One contact has a PayPal account that could be used. They would still have issues turning that into useful cash.

What do people think? Give directly? Support an NGO on the ground? It feels so overwhelming to figure out what people are comfortable sending donations toward, and what would be the best means to deliver the money. I am open to all suggestions.


Wednesday, December 4, 2013

90's Tech

And yes, most of the pictures from the road will be flip phone selfies. Deal with it.

Another Ride, Another Blog

Thank God for Google! These blogs are the only way I can build websites for my rides, and I think they do just fine.

This latest bad idea has a couple themes or motivations behind it. I am currently living in New Orleans, and I have 10 days to kill before Christmas, so why not do a ride?
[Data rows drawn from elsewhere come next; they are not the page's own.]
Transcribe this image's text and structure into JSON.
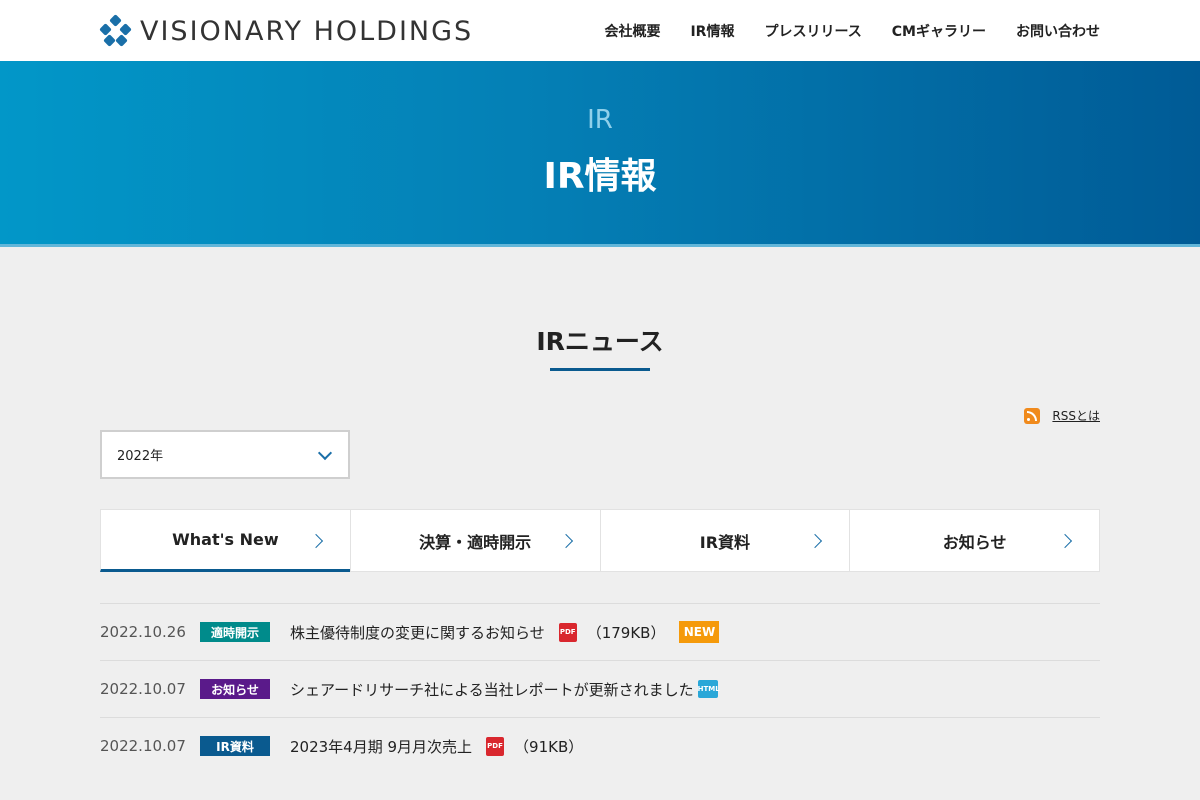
{
  "header": {
    "logo_text": "VISIONARY HOLDINGS",
    "nav": [
      "会社概要",
      "IR情報",
      "プレスリリース",
      "CMギャラリー",
      "お問い合わせ"
    ]
  },
  "hero": {
    "subtitle": "IR",
    "title": "IR情報"
  },
  "section": {
    "title": "IRニュース"
  },
  "rss": {
    "label": "RSSとは"
  },
  "year_select": {
    "value": "2022年"
  },
  "tabs": [
    "What's New",
    "決算・適時開示",
    "IR資料",
    "お知らせ"
  ],
  "colors": {
    "accent": "#0a5a8f",
    "badge_teal": "#008b8b",
    "badge_purple": "#5a1a8a",
    "badge_navy": "#0a5a8f",
    "new": "#f59a0b"
  },
  "news": [
    {
      "date": "2022.10.26",
      "category": "適時開示",
      "title": "株主優待制度の変更に関するお知らせ",
      "icon": "pdf-icon",
      "size": "（179KB）",
      "new": "NEW"
    },
    {
      "date": "2022.10.07",
      "category": "お知らせ",
      "title": "シェアードリサーチ社による当社レポートが更新されました",
      "icon": "html-icon"
    },
    {
      "date": "2022.10.07",
      "category": "IR資料",
      "title": "2023年4月期 9月月次売上",
      "icon": "pdf-icon",
      "size": "（91KB）"
    }
  ]
}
I've been wanting to try a cold weather tour, and I think this will be a good introduction. I may hit snow and ice further north, but at least Louisiana should be free of the really nasty weather.

A few months ago, I set a personal goal to stand on the highest point in each of the 50 US states before I die. I have a few high points already (New York, Vermont, New Hampshire, Colorado), so this is a continuation of that plan. The mountains along the way are open year round, and are easy treks to their summits. It should be a good way to spend a few days before the holidays.

I used to live in Saint Louis, so that is my destination. I still have friends there, which makes the logistics much easier. Saint Louis is where I really honed my skills in emergency management, which is the industry I am trying to break into down in New Orleans. Saint Louis will be a homecoming, of sorts. It's the place where I changed careers, eventually leading me to the Gulf Coast.

And finally, I am still working out the details, but I hope to make this trip a fundraiser for some friends of mine in the Philippines who survived Typhoon Haiyan (called Yolanda locally). I served as a Peace Corps Response volunteer in Calbayog City on the island of Samar. The island suffered massive damage to its critical infrastructure, and my friends have been relaying some rather disturbing stories about post-typhoon life in Calbayog over the past few weeks. I want to help them out, but am a broke-ass graduate student (as you can see by my sleek Diamondback bicycle). The Africa ride was a successful fundraiser, so why not seize this opportunity to help out some really good people that are finding themselves in a really bad situation?

I'll post fundraiser details once I've worked it all out.